The essay addresses the New York scene of late 1964 as the stage for the emergence of camp, framing contemporary issues of visual and celebrity culture, conspicuous consumption, gender, subcultural subversion, appropriation and reclaiming. The paradoxical economy of pop secrecy of the mid-Sixties is charted by enacting a complex narrative that intermingle three icons of survival (James Bond, Susan Sontag, Victor J. Banis) differently deployed as star spies on the spectrum of cultural visibility. Ranging from the James Bond ironic reassertion of British superiority and the male gaze, to the female challenge to high culture sacredness of Sontag's camp, to the ambiguous survival strategy of Banis' pulp hero, the gay secret agent Jackie Holmes, these three camps stand for the complex use of camp by institutions, intellectuals, women and gays, a use that foregrounds a competition as well as a proximity that inscribes them all in the spectacular cultural scene of the time, peopled by moles, double crossers, and hidden schemes.
Financed by the National Centre for Research and Development under grant No. SP/I/1/77065/10 by the strategic scientific research and experimental development program:

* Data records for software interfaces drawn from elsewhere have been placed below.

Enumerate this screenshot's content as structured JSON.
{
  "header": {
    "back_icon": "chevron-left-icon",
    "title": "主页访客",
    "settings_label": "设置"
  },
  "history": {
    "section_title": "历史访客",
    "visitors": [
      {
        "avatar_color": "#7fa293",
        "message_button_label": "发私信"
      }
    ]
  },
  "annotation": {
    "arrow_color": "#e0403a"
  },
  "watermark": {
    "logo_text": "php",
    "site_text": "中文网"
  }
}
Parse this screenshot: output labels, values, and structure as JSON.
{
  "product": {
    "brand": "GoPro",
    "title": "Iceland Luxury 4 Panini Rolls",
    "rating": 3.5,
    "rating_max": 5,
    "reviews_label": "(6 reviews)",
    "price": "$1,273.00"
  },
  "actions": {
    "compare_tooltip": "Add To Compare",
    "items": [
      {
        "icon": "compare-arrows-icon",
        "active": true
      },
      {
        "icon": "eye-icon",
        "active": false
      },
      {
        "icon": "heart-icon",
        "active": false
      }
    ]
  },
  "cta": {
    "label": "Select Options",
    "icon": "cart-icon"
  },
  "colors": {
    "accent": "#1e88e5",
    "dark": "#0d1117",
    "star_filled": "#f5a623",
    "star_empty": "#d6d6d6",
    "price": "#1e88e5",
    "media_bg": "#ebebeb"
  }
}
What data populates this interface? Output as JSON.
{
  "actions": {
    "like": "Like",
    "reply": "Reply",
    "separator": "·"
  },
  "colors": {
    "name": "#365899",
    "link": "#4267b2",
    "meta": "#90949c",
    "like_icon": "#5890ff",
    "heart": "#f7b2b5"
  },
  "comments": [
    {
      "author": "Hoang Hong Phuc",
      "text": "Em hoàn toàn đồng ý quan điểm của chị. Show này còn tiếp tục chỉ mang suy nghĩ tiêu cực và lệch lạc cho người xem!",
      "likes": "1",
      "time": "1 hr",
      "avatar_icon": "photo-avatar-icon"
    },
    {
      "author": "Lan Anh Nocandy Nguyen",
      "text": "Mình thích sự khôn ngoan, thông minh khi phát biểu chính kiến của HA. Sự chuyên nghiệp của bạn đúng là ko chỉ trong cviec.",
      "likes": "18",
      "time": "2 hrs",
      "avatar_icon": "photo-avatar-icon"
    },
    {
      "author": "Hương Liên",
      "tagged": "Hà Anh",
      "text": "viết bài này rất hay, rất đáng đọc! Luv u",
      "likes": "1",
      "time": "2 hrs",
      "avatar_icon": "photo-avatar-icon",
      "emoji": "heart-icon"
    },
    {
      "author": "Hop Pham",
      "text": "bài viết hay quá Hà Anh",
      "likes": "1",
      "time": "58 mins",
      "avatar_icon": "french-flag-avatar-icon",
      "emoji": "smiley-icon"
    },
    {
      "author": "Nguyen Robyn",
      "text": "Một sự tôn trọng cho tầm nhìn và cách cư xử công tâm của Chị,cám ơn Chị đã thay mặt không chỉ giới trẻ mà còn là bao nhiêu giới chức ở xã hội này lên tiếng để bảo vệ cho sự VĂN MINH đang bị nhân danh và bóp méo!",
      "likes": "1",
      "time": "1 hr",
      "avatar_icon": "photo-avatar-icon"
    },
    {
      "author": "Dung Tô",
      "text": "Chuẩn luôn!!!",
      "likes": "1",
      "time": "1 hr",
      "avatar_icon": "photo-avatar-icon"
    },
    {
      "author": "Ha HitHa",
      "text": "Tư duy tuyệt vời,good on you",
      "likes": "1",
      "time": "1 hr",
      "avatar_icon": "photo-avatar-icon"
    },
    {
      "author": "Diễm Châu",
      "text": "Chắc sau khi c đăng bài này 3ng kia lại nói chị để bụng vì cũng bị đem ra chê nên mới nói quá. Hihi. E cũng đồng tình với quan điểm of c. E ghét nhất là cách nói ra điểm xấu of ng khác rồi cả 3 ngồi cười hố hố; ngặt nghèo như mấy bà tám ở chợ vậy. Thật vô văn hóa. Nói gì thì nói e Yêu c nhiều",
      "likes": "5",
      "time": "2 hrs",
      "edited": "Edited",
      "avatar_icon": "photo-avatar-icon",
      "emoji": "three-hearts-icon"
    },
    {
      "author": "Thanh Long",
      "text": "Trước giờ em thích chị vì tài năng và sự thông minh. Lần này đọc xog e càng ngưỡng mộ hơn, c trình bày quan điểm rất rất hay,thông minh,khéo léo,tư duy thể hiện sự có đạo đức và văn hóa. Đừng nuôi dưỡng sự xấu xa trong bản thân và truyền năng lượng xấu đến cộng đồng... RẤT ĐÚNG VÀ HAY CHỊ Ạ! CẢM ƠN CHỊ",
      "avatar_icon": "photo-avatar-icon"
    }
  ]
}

SYNAT - “Interdisciplinary System for Interactive Scientific and Scientific-Technical Information”.